One of the best things about making new friends is that these new people are in the process of getting to know you better, and in their process of studying you, you learn something new about yourself too.
Upon having breakfast with a few new friends, one of them pointed out that I have a really nice complexion, “It’s so different”, she says. I smile and I’m thankful. Just then the steward arrives with my salted caramel milkshake, “Ah yes” she goes, “Your skin is like salted caramel!”
That’s when I started to take her compliment seriously. I was beaming! Like a 7 year old child whose teacher just gave her a big sticker in her notebook!
Growing up in an Indian community the only similes or comparisons that I have been used to when it comes to beauty and/or skin tone were: “Oh that girl is so pretty, her skin is as white as snow!” or “Oh that young man is so handsome, his skin is as white as milk!”
But this was a first, “Her skin is so nice, it is as brown as salted caramel!?!” Who would not want to be compared to something as beautiful as caramel?

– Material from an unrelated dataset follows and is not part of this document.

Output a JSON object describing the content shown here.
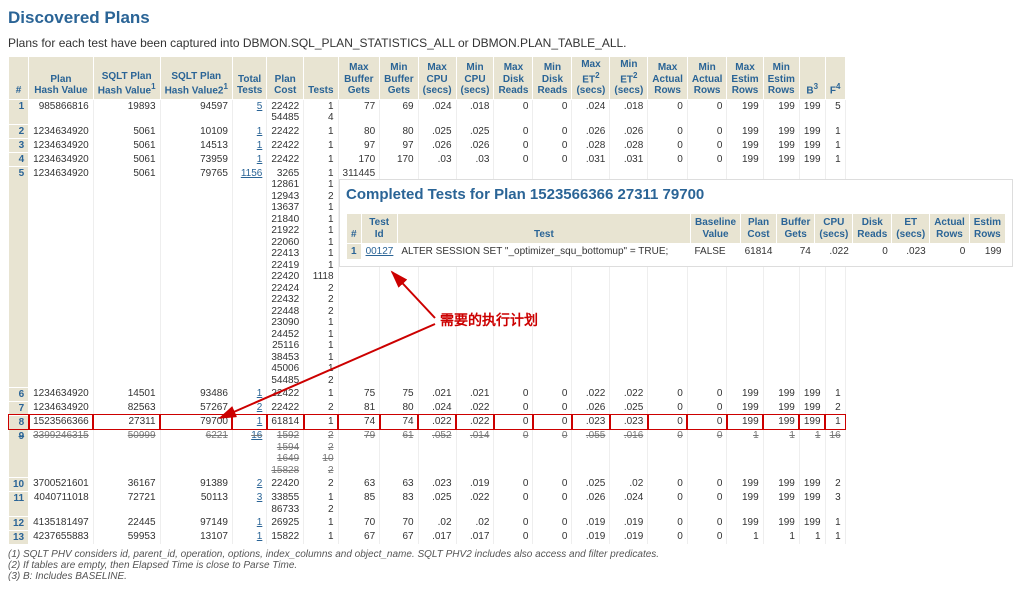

It’s my favorite flavour to have on dessert! Milkshakes, ice creams, popcorn, cupcakes, candy, pies and almost anything actually.

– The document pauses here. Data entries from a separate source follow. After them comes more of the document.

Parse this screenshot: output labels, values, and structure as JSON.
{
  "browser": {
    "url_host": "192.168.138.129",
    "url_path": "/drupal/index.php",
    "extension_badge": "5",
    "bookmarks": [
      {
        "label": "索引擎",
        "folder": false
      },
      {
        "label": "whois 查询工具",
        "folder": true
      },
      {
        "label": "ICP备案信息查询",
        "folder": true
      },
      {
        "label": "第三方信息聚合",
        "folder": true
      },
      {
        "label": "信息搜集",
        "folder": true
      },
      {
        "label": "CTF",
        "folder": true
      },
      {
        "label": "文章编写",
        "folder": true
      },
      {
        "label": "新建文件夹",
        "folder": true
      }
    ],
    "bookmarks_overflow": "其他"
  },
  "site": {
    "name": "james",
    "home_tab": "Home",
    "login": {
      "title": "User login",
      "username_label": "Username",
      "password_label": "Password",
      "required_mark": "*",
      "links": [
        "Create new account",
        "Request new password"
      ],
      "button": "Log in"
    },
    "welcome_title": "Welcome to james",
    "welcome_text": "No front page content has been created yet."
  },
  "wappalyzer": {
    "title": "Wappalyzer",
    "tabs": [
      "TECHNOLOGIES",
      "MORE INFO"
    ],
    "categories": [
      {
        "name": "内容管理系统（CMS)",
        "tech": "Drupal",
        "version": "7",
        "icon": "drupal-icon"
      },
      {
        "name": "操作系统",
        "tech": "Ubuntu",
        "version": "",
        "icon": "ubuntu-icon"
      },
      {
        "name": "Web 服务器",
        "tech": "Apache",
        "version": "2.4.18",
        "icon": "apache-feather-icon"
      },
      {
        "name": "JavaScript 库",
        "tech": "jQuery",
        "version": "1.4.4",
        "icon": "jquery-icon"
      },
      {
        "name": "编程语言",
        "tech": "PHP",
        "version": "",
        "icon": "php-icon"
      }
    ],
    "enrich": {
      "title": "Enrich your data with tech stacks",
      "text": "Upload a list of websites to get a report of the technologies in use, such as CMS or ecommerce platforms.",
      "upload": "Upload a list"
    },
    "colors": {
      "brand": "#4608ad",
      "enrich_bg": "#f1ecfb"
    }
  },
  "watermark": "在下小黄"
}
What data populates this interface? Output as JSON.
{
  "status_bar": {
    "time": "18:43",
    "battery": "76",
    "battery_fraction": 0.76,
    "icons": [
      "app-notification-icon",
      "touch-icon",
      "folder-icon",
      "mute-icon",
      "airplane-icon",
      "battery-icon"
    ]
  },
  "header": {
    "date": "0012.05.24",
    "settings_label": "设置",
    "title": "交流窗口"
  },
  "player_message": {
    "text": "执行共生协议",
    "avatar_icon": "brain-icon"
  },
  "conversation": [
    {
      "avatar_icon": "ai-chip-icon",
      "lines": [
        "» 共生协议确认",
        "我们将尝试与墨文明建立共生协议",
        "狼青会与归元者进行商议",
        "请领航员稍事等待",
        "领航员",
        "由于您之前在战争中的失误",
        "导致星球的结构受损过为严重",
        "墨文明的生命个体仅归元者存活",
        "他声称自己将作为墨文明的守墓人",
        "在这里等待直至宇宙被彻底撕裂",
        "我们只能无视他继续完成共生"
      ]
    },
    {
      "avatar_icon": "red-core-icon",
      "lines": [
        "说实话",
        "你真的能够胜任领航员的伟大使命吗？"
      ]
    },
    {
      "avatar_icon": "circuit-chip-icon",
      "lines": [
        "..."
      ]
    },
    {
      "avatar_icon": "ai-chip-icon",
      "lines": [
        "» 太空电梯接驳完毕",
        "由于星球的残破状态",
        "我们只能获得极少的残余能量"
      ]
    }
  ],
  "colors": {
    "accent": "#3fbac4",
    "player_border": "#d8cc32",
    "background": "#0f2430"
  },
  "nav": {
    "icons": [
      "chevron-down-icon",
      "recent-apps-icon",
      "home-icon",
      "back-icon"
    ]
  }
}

I for one have always loved my complexion but often doubted if it was actually meant to be loved. With constant conditioning from the media and society that beauty is equal to fair skin I also believed my complexion should be “worked” on. India has had this unhealthy obsession with fairness for the longest time, with women’s marital prospects and careers depending on it despite the fact that a majority of Indian women’s skin tones actually range from dusky to dark.

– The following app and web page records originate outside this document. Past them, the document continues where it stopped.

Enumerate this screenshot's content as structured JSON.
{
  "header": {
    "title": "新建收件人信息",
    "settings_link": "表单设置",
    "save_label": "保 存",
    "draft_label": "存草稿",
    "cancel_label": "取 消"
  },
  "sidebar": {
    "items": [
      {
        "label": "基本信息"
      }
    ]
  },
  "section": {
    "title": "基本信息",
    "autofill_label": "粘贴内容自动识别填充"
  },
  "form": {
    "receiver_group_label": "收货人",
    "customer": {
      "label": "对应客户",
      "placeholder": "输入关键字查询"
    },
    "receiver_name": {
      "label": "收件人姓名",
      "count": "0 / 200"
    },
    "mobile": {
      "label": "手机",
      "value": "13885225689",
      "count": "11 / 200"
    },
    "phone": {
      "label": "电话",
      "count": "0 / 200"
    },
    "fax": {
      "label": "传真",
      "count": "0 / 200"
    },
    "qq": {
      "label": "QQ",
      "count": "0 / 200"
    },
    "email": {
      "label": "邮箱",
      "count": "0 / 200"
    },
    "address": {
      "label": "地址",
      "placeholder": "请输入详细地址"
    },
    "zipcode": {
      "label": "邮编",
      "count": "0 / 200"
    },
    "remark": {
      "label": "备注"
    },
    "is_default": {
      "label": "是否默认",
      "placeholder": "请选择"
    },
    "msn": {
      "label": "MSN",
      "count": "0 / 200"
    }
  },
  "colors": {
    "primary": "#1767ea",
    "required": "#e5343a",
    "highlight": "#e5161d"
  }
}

Ideal beauty always meant and largely still does mean: Fair skin, long hair, a slim body and a tall figure but not taller than the man since a man’s authority should always be evident even in his physicality, which is also another saddening issue plaguing society with the many conditions men are expected to meet in order to protect their “masculinity”.
On a more personal note, if we were allowed to pick our skin tones and how we look I would want to look like a Caribbean island girl. Skin as golden as an immaculately baked cookie, wavy curls that you could easily mistake for the ebb and flow of the sea and eyes as deep and dark as a black hole that one would be slightly afraid to trot around them.
Then again, in the above paragraph I just created a new standard. I just defined beauty which essentially should never be “defined” because it can be anything. If we could all pick and choose how we wanted to look we would be living in a black and white monotone world.
I am proud of my skin and all its little imperfections. The spot above my lip, the acne marks and the scars on my chest. I am not a blank canvas. We never are.
In the plethora of the world’s palette I was given this colour. A colour which reminds people of melting sugar and how bright the sun can shine. A colour that will always struggle to find its way in mainstream beauty, a colour that you will find millions of girls adorning in our country but secretly wishing they were fairer not knowing that “fairness” is just another construct construed by our society.
I am a dusky brown girl and my skin will never be as white as snow.
It is as brown as toasted peanuts,
It is as brown as morning toast,
It is as brown as salted caramel.